For some organizations, classifying device experiences is all that’s needed to cope with designing for lots of devices. Netflix, for instance, uses the technique to manage different interfaces on over 400 unique SKUs. This gives them “the freedom to experiment with different experiences on different platforms in isolation.” Netflix then takes what they learn from each experience and adopts it on other devices.
Amazon seems to take a similar approach. The Amazon Web site has been optimized for the usage/posture, input methods, and screen sizes of desktop and laptop computers. But the company has also experimented with different platforms in isolation. For example, Amazon’s mobile application, Flow, allows customers to identify and purchase products they find in the physical world using their smartphone’s video camera. This takes advantage of a mobile device’s portability and a specific input method -the video camera. Amazon’s WindowShop, on the other hand, makes use of a tablet’s larger screen and touch input methods to create an immersive visual shopping experience.
While it may work for Netflix and Amazon, a distinct interface for each device experience might be too much for other organizations to manage and support. They need a “single” solution that can adapt itself to the differences between devices and within device experiences as well.
Within any device experience, there’s still a lot of variation -especially in display sizes. Connected TVs, laptops, desktops, tablets, smart phones, and feature phones all come in a variety of screen resolutions, densities, and aspect ratios. But don’t worry...responsive design can help.
Responsive design allows you to fill in the blanks within device experiences through the application of fluid grids, flexible images, and media queries. So once you have an optimized tablet solution, the difference between a 10 inch screen and a 7 inch screen is covered by responsive design and a few simple rules of adaptation like adding additional rows, increasing image sizes, and the like.
Web sites that consist mostly of standard content and interactions can even apply a responsive solution across smart phones, tablets, desktops/laptops, and TVs assuming there’s no difference in use across devices and they can manage media assets effectively. For complex web applications (i.e. a Web-based email client), adapting responsively across all device experiences is harder and separate templates may work better. But even in separate templates, fluid grids, flexible images, and media queries (the bread and butter of responsive design) can help layouts adapt more effectively to device differences.

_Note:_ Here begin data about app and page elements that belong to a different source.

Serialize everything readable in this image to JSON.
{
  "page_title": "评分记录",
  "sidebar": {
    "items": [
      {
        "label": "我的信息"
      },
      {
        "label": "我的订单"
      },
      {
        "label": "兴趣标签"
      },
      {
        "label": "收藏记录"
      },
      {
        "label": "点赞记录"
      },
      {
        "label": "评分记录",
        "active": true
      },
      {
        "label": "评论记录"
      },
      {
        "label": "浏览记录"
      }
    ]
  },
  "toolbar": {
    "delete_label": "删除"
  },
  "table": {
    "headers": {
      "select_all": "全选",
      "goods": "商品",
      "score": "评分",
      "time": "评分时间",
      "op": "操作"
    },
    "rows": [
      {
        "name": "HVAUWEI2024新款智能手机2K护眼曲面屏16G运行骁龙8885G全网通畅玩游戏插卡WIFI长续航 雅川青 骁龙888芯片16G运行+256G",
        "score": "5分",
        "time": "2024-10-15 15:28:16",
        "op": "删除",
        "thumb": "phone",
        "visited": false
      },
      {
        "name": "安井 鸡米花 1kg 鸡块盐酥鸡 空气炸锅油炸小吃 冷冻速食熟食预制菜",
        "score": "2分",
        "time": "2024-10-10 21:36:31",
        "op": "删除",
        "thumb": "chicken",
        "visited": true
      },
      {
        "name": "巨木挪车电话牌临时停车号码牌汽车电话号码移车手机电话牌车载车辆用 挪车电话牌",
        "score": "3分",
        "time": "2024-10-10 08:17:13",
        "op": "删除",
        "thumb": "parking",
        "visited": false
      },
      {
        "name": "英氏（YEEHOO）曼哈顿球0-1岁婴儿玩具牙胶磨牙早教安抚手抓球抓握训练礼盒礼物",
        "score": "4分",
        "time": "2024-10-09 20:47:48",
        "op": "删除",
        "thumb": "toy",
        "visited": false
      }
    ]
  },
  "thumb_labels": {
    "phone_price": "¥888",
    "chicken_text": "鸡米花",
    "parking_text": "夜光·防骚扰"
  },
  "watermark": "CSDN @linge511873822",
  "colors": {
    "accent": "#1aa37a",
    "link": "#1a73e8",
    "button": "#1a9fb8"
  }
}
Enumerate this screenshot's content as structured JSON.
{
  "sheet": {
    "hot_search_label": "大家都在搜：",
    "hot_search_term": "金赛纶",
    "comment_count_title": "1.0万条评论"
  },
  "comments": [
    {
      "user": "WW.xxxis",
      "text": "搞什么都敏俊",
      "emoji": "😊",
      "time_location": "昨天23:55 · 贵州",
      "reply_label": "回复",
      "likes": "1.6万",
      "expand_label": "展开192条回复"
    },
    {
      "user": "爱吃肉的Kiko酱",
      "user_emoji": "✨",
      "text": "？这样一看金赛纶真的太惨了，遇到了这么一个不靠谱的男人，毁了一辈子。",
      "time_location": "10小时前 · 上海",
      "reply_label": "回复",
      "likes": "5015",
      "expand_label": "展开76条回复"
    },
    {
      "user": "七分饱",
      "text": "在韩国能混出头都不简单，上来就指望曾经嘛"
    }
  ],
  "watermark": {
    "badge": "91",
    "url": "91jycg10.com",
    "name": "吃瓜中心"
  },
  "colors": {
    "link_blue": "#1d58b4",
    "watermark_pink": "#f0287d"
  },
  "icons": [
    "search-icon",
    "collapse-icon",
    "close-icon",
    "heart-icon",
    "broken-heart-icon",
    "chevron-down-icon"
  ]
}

With a set of interface solutions for an appropriate set of device experiences and responsive design, all of your Web URLs can resolve to an optimal interface for your customers online –no matter what device they use to get there.
Do you have thoughts on how to build a web app that can look great on multiple devices? Leave a comment!